As ex-Witnesses, we’ve all read about situations where the Watchtower Society (or its representatives) claim that shunning a family member is purely a matter of personal choice. That is to say that the family members who shun disfellowshipped Witnesses aren’t being forced to do so, but simply chose not to have any relations with that person for reasons of their own. This makes the Watchtower Society seem less cult-like to the public and may help the organization avoid certain legal issues for the practice of disfellowshipping in other countries. The video above shows us an example of a Witness downplaying the Society’s role in shunning disfellowshipped Witnesses in a court of law. Notice how he ducks questions relating to whether the policy of disfellowshipping is enforced by the Society or how such enforcement might happen.
There are other examples where the Society’s representatives seem evasive when it comes to answering uncomfortable questions in the media or in legal proceedings. The issue of blood transfusions is one that comes to mind. The claim, once again, is that the family is not being made to do anything by Watchtower policy. They are simply refusing treatment out of personal choice. Hence, it’s the family’s responsibility, not the Society’s.
But here’s the big question. Is any of this really true?
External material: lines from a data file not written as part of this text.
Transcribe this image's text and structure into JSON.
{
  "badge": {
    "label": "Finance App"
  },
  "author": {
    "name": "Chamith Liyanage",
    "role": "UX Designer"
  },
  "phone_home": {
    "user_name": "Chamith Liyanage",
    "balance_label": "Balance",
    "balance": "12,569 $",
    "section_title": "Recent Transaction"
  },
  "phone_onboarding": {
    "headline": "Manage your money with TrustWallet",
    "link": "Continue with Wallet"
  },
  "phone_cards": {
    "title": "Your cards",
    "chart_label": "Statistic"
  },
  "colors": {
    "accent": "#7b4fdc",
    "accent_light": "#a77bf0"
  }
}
Since I first posted my article about Sparlock the Warrior Wizard, I have seen several attempts by Jehovah’s Witnesses to declare the video an apostate (or atheist) trick. There’s even an image of these conversations on YouTube for posterity. Well, I felt it necessary to issue a response on behalf of myself and other ex-Witnesses who have adopted Sparlock as our new mascot.
For those who doubt that the Sparlock video is the real deal, I offer the following incontrovertible proof.
I just received an update on the “Truth Be Told” documentary about ex-Jehovah’s Witnesses. I mentioned it here a little while back. Aside from all the other video snippets that you can see at the web site (I think any ex-Witness will find these interviews encouraging) the official trailer is now available online as well. You can view it on Vimeo or Youtube right now!
I hope everyone is psyched about this. Especially those who’s lives were deeply affected by their experiences as former Jehovah’s Witnesses. It’s not every day you get to have your side of any story told, especially in a real documentary that many people will see. Please consider supporting the documentary by clicking on the “Support Now” button at the top of the website and spreading the word.
I recently stumbled upon an article at Ezinearticles.com, entitled, “The Argument That Jehovah’s Witnesses Are Not Cult Members.” It was written by Troy Bart Simon, who is listed as a “Basic Level Expert Author.” In case you have any doubt about the exact nature of Troy’s post, the description at Ezinearticles.com begins, “Jehovah’s Witnesses are often looked upon as being part of a cult, when in reality they are far from anything cult-like.” Yeah, I’m sure that won’t rile up any of my readers. Yet Troy probably thinks his statement is completely true. In fact, he’s probably one of Jehovah’s Witnesses himself.
Some at JWD have already responded to Troy’s article since it was written about a year ago. I have a few points worth mentioning, too. Note that this article spans more than one page. So don’t ignore the little numbers at the bottom if you want to read past the first one. They’re below all the “Like this post?” stuff.
Please feel free to make additions, corrections, or other points in the comments below. If I’m convinced you’re suggestions have merit, I might revise this article to include them.
“The faithful and discreet slave” was appointed over Jesus’ domestics in 1919. That slave is the small, composite group of anointed brothers serving at world headquarters during Christ’s presence who are directly involved in preparing and dispensing spiritual food. When this group work together as the Governing Body, they act as “the faithful and discreet slave.”